If you have time and are interested in all the procedural drama, feel free to view the other orders and motions in the case by clicking here.

Eleventh Circuit Finds Florida’s Death Penalty Statute Constitutional: What Now? Rehearing in Eleventh Circuit, or Petition for Writ of Certiorari to Supremes?

You may have read my previous post wherein I mentioned that the Eleventh Circuit has finally ruled that Florida’s death penalty statute is constitutional.  See Evans v. Sec‘y, Dept. of Corrections, No. 11-14498 (opinion issued October 23, 2012).  Well, now what can Evans do?

Only Evans and his criminal appeals lawyers know for certain what will happen next, but any appellate attorney knows that Evans generally has 3 options: (1) do nothing; (2) seek rehearing in the court of appeals; or, (3) seek discretionary review in the United States Supreme Court.  If he is going to try to seek rehearing in the Eleventh Circuit or discretionary review in the United States Supreme Court, he’ll have to act quickly.

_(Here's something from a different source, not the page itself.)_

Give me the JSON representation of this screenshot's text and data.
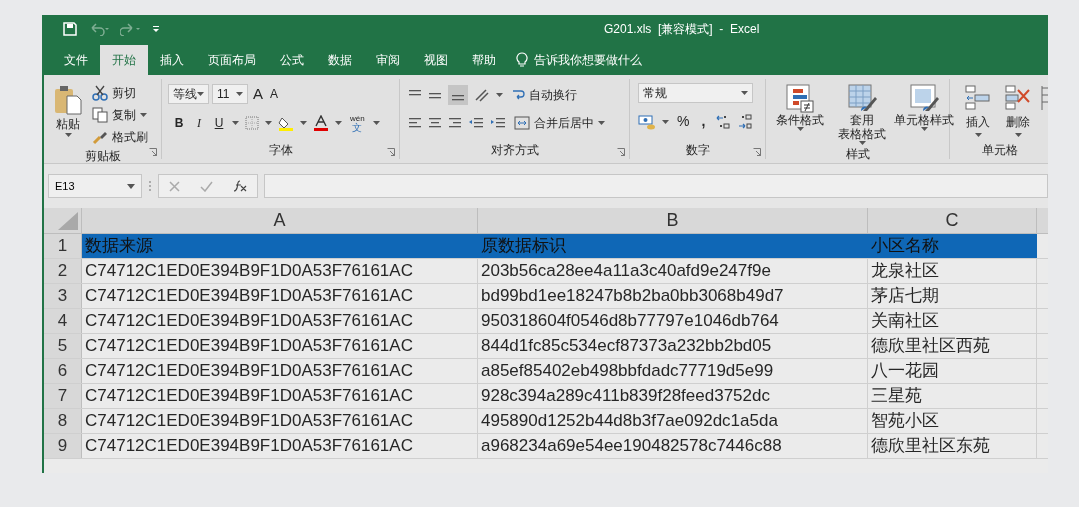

A motion for rehearing in the Eleventh Circuit (“Petition for Panel Rehearing”) will have to be filed within 14 days after the entry of judgment.  See Fed. R. App. P. 40.  The Federal Rules of Appellate procedure can be found on the website for the Eleventh Circuit by clicking here.

If Evans decides to seek review in the United States Supreme Court, United States Supreme Court Rule 13 provides that a party seeking to file a petition for writ of certiorari will have to file the petition within 90 days after the entry of judgment.   Rule 13.3 further provides that the 90 days begins to run from the date of the entry of the judgment, not the date mandate issues.  If rehearing is sought in the lower appellate court, the 90 days begins to run from the date of the denial of rehearing or, if rehearing is granted, the subsequent entry of judgment.  The Rules of the United States Supreme Court may be viewed here.

Put simply, seeking discretionary review in the United States Supreme Court is a long shot.  For an interesting article on seeking review in the Supreme Court, view an article posted on the Mayer Brown website by clicking here.

And now the next round of waiting begins . . .

Still Waiting for Florida Supreme Court to Issue Opinions in Adkins and Hernandez Cases; Florida Department of Law Enforcement Concludes Justices Committed No Wrongdoing

Still no word from the Florida Supreme Court on two criminal appeals I’ve been watching: State v. Adkins, SC11-1878 (constitutionality of section 893.13), and State v. Hernandez, SC11-1357 (retroactivity of Padilla).  According to the dockets, oral argument was held in Adkins in December, 2011.  Oral argument was held in Hernandez in May, 2012.  A couple of my previous posts on these appeals can be found here, here, and here.

Meanwhile, attorneys who are following the battle between the Florida Supreme Court and Governor Scott might be interested to learn that FDLE recently cleared Justices Pariente, Lewis, and Quince of wrongdoing with regard to their use of notaries to complete the filing of their financial disclosures.  (Big surprise!)  You can read a report from the Palm Beach Post here.  My previous post on this topic can be found here.

Follow

Get every new post delivered to your Inbox.

Join 82 other followers